But despite the 36 C heat, blustery winds and the sun beating down on racers like a hammer, Cain had his best finish ever, placing 18th overall and 16th among professionals in what was one of the most demanding races he has ever entered.
“I feel a little bit like I was in a good car accident right now,” said Cain on Monday. “The time wasn’t exactly what I wanted, but given what the day gave me, I was really happy with how I placed and how I dug in and just kept moving.”
The Rossland triathlete did not break the elusive nine-hour mark, finishing the race in nine-hours, 26-minutes and 44-seconds. Only seven racers beat the benchmark, including Penticton’s Jordan Rapp who won the race in 8:28.09.
Cain came out of the water in 26th place after a 1:06:35 swim, he moved his way up on the bike with the 16th fastest time, 4:55:07, and continued to advance during the most difficult stage, the marathon, putting up the 14th best time, 3:20:57.
“I struggled in the swim and road the bike as intelligently as I could to set up a good run. I got off the bike feeling okay and kept moving up in the field – I went through some guys who were very good and doing it for a long time, so that kind of gave me a lift.”
But the merciless heat compounded the physical toll of such a race.
“You’re running and it’s a weird place you go to mentally when you’re that dehydrated and staring at the lake. You can hear the waves crashing and you’re like 10-feet from the water, and your brain is saying, ‘Come on, jump in the lake.’”
Cain has raced in Ironman Hawaii and he says even the heat of the tropical island was not near as stifling as that in Penticton.
“The heat was a dry, windy heat. It was the toughest one I’ve done for sure.”
The psychological strain was almost as hard as the physical, as Cain willed himself through to the finish. The experience of 13 races helped, as he made his way through the pack, staying focused until the end.
Part of Cain’s motivation was his brother Ryan who also entered and finished second in the amateur and 19th overall, just over six minutes behind Dallas.
“He helped to keep me moving just to make sure I beat him,” laughed Dallas.
At the finish line, Dallas collapsed.
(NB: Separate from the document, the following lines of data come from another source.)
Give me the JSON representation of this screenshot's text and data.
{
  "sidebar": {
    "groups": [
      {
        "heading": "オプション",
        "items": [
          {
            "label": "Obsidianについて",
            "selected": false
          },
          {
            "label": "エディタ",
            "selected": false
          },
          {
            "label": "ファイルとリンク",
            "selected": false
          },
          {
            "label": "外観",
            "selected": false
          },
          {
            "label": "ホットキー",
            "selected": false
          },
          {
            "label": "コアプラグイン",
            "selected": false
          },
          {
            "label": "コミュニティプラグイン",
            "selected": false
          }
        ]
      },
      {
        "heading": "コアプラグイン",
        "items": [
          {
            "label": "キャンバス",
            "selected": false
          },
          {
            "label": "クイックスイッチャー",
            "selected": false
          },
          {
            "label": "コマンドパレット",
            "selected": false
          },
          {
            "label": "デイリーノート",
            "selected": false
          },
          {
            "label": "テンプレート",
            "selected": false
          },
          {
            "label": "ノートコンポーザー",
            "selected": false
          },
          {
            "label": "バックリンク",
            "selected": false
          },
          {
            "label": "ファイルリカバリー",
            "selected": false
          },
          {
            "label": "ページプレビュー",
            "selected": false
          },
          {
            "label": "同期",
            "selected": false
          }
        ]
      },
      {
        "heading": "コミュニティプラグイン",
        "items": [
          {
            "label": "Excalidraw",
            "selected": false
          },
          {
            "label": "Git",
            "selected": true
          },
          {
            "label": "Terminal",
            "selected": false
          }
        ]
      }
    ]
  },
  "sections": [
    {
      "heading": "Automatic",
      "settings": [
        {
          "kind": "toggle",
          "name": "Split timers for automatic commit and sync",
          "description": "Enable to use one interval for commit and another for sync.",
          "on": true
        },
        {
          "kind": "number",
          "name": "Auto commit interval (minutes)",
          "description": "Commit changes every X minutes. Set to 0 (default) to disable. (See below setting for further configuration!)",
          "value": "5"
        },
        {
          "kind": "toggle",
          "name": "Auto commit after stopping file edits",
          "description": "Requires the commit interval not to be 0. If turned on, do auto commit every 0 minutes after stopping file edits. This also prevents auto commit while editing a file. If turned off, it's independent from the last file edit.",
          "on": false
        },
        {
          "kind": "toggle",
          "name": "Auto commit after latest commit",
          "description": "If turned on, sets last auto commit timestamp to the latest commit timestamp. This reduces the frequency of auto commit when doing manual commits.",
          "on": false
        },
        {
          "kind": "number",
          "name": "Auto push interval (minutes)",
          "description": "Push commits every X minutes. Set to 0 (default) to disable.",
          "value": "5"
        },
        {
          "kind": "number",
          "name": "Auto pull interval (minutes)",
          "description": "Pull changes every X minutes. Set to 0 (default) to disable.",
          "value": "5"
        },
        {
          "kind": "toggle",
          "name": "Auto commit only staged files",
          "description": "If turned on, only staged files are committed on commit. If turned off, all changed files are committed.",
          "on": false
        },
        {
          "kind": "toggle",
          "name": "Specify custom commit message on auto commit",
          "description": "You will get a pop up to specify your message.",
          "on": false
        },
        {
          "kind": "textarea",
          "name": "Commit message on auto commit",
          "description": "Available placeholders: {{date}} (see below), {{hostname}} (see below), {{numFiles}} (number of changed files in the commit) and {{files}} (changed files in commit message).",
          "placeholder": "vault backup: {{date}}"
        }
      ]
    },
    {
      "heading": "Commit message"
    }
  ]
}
Although he says it wasn’t serious, he couldn’t keep down any fluids so was attended to by medical attendants and re-hydrated.
As he lay in the medical tent, he watched “the carnage of people being brought in.” Ambulances unloaded dozens of would-be triathletes as attendants cared for those seized, contorted and exhausted.
But he kept an eye on his watch until Ryan finished and they could “celebrate” their mutual accomplishment – for although it wasn’t a win, it was certainly a victory for both Cain brothers.